An increasing number of children's hospitals are turning to child life specialists to make children's patient experiences less traumatic and their treatment more efficient, SFGate reports.
"It's my job to home in on the child, see how they're coping at that moment," Kristen Beckler, a child life specialist with Stanford Hospital in California, said in the article. "Sometimes we want to come up and make it be not scary. But you can't always do that. I help them understand what to expect."
Child life specialists work with children from birth to young adulthood, ranging from those with chronic conditions to those who are only visiting the emergency room. Although the primary goal is to minimize trauma for the children, "there are secondary gains," according to Michael Towne, manager of child life services at University of California San Francisco Benioff Children's Hospital.
"Hospitals are changing how they think about child life. They're not just thinking about us as a pleasant addition for a positive experience," Towne told SFGate. "If the child copes better, it's less of a struggle to treat them, it takes less time and it takes less medicine. It's more efficient care."
Child life specialists have applications beyond patients as well. For example, they can help children cope with the loss of a loved one, according to Tara Monroe, child life specialist for the 192-bed Nemours/Alfred I. DuPont Hospital for Children in Wilmington, Del.
"The big piece is explaining that I'm not walking in and then talking about emotional things," Monroe told Delaware Online. "It's more like, 'Hi, I'm Tara. Let's play today.'"
"The child life specialists are in between the medical world--and all the technology and the needles and the pointy things--and the child," Bernard Dannenberg, M.D., director of pediatric emergency at Stanford, told SFGate. "The children know that this (child life specialist) is the only person who can't hurt me."

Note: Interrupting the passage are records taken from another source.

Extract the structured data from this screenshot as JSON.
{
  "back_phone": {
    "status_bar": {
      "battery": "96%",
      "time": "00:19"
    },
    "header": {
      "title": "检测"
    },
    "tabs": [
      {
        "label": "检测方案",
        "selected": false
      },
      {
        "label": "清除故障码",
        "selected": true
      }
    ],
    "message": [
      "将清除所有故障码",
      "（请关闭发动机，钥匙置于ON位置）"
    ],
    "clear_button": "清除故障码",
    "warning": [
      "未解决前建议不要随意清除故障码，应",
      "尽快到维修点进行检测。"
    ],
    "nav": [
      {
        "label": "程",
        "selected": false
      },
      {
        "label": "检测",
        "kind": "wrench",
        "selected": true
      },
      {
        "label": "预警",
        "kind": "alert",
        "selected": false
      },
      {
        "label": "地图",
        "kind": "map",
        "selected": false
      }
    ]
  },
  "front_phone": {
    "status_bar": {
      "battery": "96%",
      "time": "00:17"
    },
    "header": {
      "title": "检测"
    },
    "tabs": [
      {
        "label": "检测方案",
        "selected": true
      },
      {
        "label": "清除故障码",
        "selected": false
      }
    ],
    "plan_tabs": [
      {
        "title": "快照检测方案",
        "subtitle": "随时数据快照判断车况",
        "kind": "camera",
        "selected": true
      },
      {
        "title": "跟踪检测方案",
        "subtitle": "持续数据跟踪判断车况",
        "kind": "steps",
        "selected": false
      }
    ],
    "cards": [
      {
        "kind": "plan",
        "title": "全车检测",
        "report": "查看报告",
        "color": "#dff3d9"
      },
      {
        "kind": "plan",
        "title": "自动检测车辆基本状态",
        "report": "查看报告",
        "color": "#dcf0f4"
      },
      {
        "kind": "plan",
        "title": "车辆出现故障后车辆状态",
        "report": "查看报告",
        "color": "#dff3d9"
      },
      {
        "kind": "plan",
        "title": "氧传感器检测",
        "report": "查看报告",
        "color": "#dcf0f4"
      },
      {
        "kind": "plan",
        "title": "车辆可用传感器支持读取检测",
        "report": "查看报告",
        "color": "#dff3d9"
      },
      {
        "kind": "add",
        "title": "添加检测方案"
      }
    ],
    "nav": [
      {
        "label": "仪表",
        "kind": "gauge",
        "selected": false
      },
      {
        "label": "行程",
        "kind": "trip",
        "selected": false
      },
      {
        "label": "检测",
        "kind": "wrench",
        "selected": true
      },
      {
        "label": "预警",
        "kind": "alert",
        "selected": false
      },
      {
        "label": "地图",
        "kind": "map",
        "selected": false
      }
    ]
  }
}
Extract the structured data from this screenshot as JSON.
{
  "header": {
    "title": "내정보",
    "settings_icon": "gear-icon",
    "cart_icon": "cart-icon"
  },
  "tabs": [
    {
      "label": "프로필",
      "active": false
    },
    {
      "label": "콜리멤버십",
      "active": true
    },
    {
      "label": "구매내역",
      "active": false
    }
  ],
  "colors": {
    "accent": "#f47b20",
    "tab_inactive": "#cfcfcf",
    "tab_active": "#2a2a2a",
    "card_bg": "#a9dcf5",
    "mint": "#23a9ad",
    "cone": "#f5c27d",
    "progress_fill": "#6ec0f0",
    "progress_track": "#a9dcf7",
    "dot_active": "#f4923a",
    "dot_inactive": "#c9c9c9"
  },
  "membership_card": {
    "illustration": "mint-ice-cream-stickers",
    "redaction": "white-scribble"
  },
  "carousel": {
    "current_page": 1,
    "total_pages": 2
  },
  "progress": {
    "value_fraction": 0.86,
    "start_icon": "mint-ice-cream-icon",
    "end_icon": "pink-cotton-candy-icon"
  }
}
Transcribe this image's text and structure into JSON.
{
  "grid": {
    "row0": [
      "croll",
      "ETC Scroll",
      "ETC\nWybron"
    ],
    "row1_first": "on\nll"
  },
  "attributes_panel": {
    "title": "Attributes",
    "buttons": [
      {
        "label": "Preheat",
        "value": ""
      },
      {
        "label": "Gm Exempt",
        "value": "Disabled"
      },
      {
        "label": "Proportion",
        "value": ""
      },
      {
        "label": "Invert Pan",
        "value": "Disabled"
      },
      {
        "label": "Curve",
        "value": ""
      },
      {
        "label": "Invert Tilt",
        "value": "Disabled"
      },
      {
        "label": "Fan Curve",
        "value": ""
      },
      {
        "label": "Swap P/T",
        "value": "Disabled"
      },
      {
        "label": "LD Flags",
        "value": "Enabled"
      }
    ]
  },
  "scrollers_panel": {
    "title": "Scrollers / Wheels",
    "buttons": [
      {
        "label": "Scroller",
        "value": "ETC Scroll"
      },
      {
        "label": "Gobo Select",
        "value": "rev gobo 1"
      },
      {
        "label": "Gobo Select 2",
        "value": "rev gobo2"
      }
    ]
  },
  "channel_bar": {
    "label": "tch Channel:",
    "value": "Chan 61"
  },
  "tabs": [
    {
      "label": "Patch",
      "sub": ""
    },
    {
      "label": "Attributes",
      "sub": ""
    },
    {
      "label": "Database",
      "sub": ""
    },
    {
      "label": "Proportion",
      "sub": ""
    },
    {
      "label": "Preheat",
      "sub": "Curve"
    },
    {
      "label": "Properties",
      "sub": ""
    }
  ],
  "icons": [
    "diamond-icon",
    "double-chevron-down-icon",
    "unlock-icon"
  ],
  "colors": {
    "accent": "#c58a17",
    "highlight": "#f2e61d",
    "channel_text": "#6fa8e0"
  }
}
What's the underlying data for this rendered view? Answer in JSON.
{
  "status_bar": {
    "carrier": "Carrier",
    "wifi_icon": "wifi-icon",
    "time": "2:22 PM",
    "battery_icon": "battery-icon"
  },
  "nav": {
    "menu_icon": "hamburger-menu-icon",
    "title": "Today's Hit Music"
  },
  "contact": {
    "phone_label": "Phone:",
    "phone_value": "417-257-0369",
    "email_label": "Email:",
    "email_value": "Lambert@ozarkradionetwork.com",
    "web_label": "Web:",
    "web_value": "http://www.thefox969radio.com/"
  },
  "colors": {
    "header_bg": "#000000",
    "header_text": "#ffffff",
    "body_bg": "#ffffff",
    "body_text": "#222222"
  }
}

Many children's hospitals have begun incorporating other strategies to make the experience less frightening, such as giving children pre-surgery tours of operating areas or providing goggles that allow them to watch movies during medical tests, FierceHealthcare previously reported.